Mapping National Innovation Ecosystems

Mapping National Innovation Ecosystems

Foundations for Policy Consensus

Amnon Frenkel and Shlomo Maital

Increasingly, researchers and policymakers alike recognize that innovations are generated by complex and dynamic national ecosystems that include government, industry, universities and schools. Because these systems differ by country and are strongly influenced by culture, effective policy and research strategies require a systems approach, in which policy consensus is built on a clear understanding of how each nation’s innovation ecosystem functions. Scholars and students of innovation and management will find this book an invaluable resource, as will innovation policymakers across the world.

Chapter 7: The Spanish national innovation ecosystem

Amnon Frenkel and Shlomo Maital

Subjects: business and management, knowledge management, economics and finance, economics of innovation, innovation and technology, economics of innovation, innovation policy


This chapter presents our view of Spain’s national innovation ecosystem. After providing some background information on Spain’s economy, competitiveness, business climate and innovativeness, we describe the results of the Experts Workshop, which identified key anchors and processes for Spanish innovation. After analyzing the interactions among these anchors and processes, we show the innovation map itself and discuss its implications. To concretize the map, we describe a wide range of Spanish pro-innovation programs and policies. We found Spain an exceptionally interesting nation, for three main reasons. First, Spain is in the throes of a deep economic crisis; the rate of unemployment reached a record high of 27.2 percent in the first quarter of 2013. What began as a cyclical crisis, related to the European and global downturn during 2008–13, has now become a structural challenge for Spain, with the need for major reforms in the structure of Spain’s capital, labor and goods markets and its public sector. Like other European nations, Spain is seeking practical answers to the questions, what can Spain do better than other nations, and how can Spain stimulate demand through its European and global competitiveness, to reduce severe unemployment, especially among the young? Spanish innovation will help supply at least some of the answers.

You are not authenticated to view the full text of this chapter or article.

Elgaronline requires a subscription or purchase to access the full text of books or journals. Please login through your library system or with your personal username and password on the homepage.

Non-subscribers can freely search the site, view abstracts/ extracts and download selected front matter and introductory chapters for personal use.

Your library may not have purchased all subject areas.

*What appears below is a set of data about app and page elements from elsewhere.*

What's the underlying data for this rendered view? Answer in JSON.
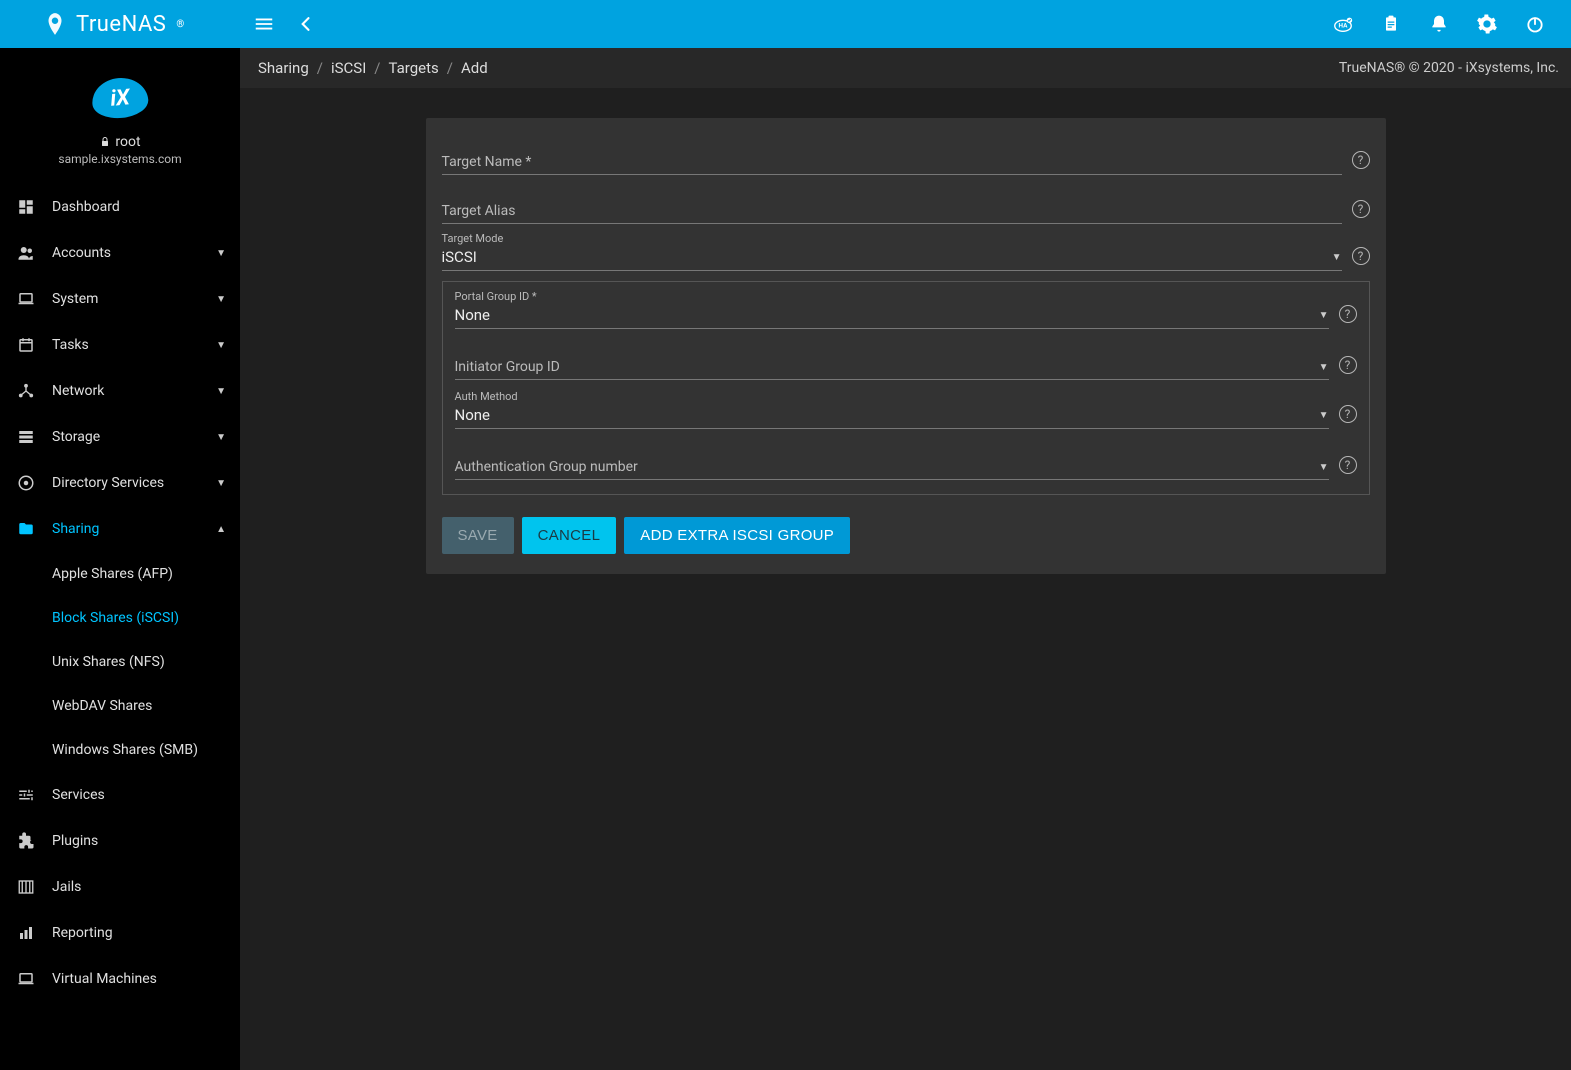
{
  "brand": "TrueNAS",
  "user": {
    "name": "root",
    "host": "sample.ixsystems.com"
  },
  "breadcrumb": {
    "items": [
      "Sharing",
      "iSCSI",
      "Targets",
      "Add"
    ]
  },
  "footer_text": "TrueNAS® © 2020 - iXsystems, Inc.",
  "sidebar": {
    "items": [
      {
        "label": "Dashboard",
        "icon": "dashboard",
        "expandable": false
      },
      {
        "label": "Accounts",
        "icon": "people",
        "expandable": true
      },
      {
        "label": "System",
        "icon": "laptop",
        "expandable": true
      },
      {
        "label": "Tasks",
        "icon": "calendar",
        "expandable": true
      },
      {
        "label": "Network",
        "icon": "network",
        "expandable": true
      },
      {
        "label": "Storage",
        "icon": "storage",
        "expandable": true
      },
      {
        "label": "Directory Services",
        "icon": "sports",
        "expandable": true
      },
      {
        "label": "Sharing",
        "icon": "folder-shared",
        "expandable": true,
        "active": true
      },
      {
        "label": "Services",
        "icon": "tune",
        "expandable": false
      },
      {
        "label": "Plugins",
        "icon": "extension",
        "expandable": false
      },
      {
        "label": "Jails",
        "icon": "jail",
        "expandable": false
      },
      {
        "label": "Reporting",
        "icon": "chart",
        "expandable": false
      },
      {
        "label": "Virtual Machines",
        "icon": "laptop",
        "expandable": false
      }
    ],
    "sharing_sub": [
      {
        "label": "Apple Shares (AFP)"
      },
      {
        "label": "Block Shares (iSCSI)",
        "active": true
      },
      {
        "label": "Unix Shares (NFS)"
      },
      {
        "label": "WebDAV Shares"
      },
      {
        "label": "Windows Shares (SMB)"
      }
    ]
  },
  "form": {
    "target_name_label": "Target Name *",
    "target_alias_label": "Target Alias",
    "target_mode_label": "Target Mode",
    "target_mode_value": "iSCSI",
    "portal_group_label": "Portal Group ID *",
    "portal_group_value": "None",
    "initiator_group_label": "Initiator Group ID",
    "initiator_group_value": "",
    "auth_method_label": "Auth Method",
    "auth_method_value": "None",
    "auth_group_num_label": "Authentication Group number",
    "auth_group_num_value": "",
    "buttons": {
      "save": "SAVE",
      "cancel": "CANCEL",
      "add_extra": "ADD EXTRA ISCSI GROUP"
    }
  }
}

If you are authenticated and think you should have access to this title, please contact your librarian.

Further information